:: Aim of the exercise ::
Return each line of the listing that follows in which the string "badge" can be found.
━━━━━━━━━━━━━━━━━━━━━━━━━━━━━━
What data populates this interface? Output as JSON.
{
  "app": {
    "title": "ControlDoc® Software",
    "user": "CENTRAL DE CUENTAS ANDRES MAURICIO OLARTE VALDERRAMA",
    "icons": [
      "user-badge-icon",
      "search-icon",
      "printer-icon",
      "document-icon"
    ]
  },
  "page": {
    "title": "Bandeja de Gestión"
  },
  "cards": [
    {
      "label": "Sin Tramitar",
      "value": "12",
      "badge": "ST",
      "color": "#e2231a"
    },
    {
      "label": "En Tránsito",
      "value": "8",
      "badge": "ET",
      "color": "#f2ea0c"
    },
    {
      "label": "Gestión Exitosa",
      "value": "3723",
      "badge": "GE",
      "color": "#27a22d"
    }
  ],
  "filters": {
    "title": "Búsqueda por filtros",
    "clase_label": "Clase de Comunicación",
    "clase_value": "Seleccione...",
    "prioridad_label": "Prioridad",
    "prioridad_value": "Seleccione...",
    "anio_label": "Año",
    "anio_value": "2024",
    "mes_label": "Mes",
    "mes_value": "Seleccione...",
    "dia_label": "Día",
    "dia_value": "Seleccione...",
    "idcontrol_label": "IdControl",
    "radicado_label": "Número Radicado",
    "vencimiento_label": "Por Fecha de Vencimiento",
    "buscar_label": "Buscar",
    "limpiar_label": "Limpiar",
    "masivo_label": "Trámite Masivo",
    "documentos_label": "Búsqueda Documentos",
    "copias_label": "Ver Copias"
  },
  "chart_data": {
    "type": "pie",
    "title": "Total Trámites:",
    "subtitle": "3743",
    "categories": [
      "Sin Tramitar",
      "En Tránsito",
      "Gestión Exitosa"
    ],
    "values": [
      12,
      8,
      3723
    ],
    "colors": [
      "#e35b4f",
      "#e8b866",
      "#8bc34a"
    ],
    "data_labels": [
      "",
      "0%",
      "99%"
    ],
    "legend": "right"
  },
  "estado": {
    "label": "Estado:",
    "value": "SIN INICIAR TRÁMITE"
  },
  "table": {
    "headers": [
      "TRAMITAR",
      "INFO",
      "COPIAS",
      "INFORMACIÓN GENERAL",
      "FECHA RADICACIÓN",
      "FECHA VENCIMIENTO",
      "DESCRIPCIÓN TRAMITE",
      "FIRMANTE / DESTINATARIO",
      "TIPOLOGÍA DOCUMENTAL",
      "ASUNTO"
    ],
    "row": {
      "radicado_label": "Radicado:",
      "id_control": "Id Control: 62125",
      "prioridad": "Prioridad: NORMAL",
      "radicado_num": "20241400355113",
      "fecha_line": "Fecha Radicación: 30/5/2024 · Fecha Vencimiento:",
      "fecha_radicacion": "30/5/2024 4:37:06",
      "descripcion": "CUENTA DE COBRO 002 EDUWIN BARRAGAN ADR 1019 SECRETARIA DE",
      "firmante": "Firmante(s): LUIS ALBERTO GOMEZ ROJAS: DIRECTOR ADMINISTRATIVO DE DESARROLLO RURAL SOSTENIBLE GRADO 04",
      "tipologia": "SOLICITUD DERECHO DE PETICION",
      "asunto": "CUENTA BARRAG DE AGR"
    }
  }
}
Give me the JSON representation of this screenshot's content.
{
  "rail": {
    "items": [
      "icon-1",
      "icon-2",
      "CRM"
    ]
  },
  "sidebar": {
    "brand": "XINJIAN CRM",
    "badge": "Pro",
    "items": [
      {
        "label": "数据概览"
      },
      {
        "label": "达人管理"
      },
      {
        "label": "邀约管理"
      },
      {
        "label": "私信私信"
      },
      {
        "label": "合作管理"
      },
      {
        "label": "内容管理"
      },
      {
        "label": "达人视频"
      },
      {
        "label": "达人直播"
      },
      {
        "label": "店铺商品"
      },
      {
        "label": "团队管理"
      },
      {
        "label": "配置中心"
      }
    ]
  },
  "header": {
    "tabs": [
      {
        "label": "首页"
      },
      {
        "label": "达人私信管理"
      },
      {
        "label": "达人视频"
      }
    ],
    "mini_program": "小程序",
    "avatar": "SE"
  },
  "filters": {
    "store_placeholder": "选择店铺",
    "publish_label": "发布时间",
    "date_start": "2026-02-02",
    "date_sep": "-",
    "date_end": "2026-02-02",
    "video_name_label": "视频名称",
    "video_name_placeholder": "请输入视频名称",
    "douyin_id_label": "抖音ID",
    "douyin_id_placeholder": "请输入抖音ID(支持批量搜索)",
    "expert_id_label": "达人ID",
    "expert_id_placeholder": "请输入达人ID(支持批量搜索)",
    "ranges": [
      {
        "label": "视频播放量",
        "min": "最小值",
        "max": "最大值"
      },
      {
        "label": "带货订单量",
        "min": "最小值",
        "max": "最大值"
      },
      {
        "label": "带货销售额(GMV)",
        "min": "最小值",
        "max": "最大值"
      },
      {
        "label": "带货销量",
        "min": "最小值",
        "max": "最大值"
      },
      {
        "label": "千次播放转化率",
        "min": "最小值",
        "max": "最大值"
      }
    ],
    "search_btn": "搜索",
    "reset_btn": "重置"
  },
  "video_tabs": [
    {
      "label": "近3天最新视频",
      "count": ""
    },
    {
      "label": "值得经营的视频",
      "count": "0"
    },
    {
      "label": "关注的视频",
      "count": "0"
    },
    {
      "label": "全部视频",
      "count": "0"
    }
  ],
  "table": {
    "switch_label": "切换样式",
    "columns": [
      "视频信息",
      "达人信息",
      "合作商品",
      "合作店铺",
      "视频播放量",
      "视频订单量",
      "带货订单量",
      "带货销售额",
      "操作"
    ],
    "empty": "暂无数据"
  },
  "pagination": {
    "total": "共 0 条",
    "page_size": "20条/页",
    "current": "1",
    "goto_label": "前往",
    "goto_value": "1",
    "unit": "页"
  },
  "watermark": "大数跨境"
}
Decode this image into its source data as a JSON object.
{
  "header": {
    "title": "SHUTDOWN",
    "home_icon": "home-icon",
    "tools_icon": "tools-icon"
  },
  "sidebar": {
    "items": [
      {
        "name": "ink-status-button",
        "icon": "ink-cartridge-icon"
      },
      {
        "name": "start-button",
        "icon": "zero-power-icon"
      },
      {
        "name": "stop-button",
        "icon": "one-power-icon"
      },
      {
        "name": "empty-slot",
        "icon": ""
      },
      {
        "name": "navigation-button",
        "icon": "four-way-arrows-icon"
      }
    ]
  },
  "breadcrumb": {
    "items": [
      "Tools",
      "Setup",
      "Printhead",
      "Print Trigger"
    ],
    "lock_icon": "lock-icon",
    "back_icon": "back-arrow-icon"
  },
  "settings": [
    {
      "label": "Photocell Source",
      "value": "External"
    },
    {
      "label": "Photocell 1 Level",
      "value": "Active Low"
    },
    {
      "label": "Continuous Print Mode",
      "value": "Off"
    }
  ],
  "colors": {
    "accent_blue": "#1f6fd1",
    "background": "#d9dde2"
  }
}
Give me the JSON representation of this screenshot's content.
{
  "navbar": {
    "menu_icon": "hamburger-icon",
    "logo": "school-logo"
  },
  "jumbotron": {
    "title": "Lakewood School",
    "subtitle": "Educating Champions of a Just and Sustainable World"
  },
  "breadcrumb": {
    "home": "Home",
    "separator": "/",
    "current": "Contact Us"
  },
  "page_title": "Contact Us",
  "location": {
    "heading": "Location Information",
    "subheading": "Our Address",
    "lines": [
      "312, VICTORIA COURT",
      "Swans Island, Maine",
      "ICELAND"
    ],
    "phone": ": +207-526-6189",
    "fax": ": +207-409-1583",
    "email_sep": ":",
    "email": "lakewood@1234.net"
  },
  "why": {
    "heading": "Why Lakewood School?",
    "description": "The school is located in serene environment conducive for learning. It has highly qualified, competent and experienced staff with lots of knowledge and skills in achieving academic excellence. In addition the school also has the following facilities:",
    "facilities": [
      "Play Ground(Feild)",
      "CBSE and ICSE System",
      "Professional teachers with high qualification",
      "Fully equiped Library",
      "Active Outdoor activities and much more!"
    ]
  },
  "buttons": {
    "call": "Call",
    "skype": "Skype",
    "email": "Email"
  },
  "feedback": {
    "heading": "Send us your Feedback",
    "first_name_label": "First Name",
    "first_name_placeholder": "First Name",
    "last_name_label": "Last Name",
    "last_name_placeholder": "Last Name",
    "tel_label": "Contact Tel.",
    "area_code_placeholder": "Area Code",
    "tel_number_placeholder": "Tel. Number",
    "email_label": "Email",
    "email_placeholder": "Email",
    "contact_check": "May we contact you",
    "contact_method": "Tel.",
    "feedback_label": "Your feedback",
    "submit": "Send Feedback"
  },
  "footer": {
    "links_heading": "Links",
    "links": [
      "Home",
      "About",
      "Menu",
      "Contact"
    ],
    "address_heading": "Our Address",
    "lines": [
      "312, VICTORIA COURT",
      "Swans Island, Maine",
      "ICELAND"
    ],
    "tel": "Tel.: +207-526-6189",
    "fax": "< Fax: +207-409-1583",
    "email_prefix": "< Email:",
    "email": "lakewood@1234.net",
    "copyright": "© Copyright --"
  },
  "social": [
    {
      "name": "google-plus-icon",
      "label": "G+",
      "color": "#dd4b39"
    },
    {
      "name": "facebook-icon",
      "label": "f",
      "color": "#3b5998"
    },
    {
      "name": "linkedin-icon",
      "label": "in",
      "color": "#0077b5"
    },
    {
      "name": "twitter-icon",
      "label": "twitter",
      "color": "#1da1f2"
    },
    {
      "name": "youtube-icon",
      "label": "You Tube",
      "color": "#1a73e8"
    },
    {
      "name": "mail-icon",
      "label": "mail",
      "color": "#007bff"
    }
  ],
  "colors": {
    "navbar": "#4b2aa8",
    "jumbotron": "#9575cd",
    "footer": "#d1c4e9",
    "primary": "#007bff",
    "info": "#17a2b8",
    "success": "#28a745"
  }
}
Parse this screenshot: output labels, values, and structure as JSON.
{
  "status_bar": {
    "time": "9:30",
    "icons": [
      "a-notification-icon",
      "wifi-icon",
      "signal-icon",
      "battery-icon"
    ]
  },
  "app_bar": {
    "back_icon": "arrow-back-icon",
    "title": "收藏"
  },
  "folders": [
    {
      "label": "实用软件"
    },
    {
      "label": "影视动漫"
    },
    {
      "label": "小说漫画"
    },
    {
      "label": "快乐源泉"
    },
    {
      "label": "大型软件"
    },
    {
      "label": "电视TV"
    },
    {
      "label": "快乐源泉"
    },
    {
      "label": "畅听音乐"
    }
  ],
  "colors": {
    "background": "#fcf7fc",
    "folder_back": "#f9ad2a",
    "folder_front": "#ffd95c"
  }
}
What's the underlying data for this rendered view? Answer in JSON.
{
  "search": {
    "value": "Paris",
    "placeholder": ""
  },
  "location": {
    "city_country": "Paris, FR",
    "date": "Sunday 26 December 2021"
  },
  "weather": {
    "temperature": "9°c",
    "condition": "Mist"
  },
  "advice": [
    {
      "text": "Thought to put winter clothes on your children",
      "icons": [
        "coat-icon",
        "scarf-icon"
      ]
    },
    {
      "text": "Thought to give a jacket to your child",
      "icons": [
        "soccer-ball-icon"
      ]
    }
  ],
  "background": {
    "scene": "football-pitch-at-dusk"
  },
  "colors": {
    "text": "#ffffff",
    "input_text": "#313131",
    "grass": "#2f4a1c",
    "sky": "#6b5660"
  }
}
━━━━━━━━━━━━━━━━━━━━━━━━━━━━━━
:: Solved exercise ::
      "user-badge-icon",
      "badge": "ST",
      "badge": "ET",
      "badge": "GE",
    "badge": "Pro",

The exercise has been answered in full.